There is not an entirely reliable way to know the state of your Python app unless you use a competent logging system. In addition to being in the dark, you’re also unable to diagnose problems. The Python library helps you strictly define the kinds of data you want in your logs, control anything that goes out and configure it on its way out the door. But the biggest advantage is that you can minutely adjust the destination of any data that leaves the Python library.

Overall, there are many advantages to using a Python Syslog system that includes a logging library. You can use the library’s massive functionality to add context, log various severity levels, employ time stamps, understand a log’s origin and, finally, perform useful configurations. Here’s a quick look at some of the important details about using the Python log library:


It’s possible to use the library to add detailed metadata to logs. That’s just one way to build up the context around the various messages and ultimately assist with the error diagnosis. Contextualized log data makes it much easier to troubleshoot when a problem does end up arising.


If you want to easily see which messages are the most important ones at any given moment, you can do so if the log events have been segmented based on severity. You won’t have to spend hours sifting through page after page of events. You can simply hone in on the exact level of severity you’re interested in.

There’s another advantage to segmenting this way. When you read a specific message, you’ll instantly know how critical the situation is and can devote the proper amount of attention to it. The detail is power. In other words, information about debugging can come in handy when trouble arises. That’s why it pays big dividends to create log messages that are as detailed as possible.

Time Stamps

Whenever you find yourself in the midst of a messy application fix, you need to know specific timeline information. For example, if a database connection conks out, it’s extremely helpful to know what was going on the moment before and the moment after the failure. Timestamps provide the answer.

Another advantage of time stamps: you can see whether, and precisely when, you ran out of disk space, or when a particular request arrived. A Python logging library makes it easy to add information that is clearly and accurately time-stamped. Without timestamps, you’re essentially flying blind and just hoping for the best outcome.


It’s always a good policy to find out the origin of log messages. Getting that kind of context, with the logging library’s help, is invaluable during diagnosis and trouble-shooting. You can even see what thread, module, line number or function the message came from.
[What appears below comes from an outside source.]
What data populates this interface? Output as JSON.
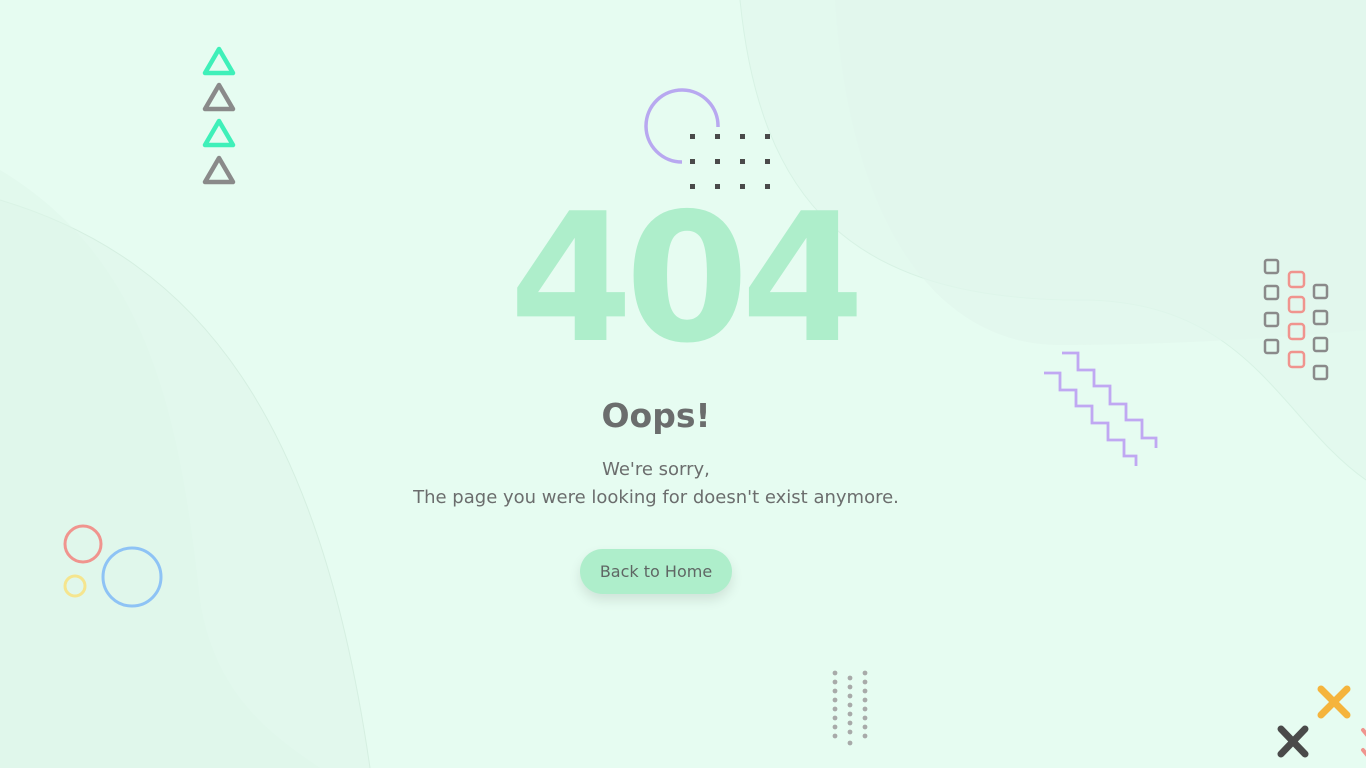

Knowing a message’s origin is almost as vital as having it time stamped. Both stamping and origin context goes a long way toward offering you a crystal-clear view of what’s going on in your system.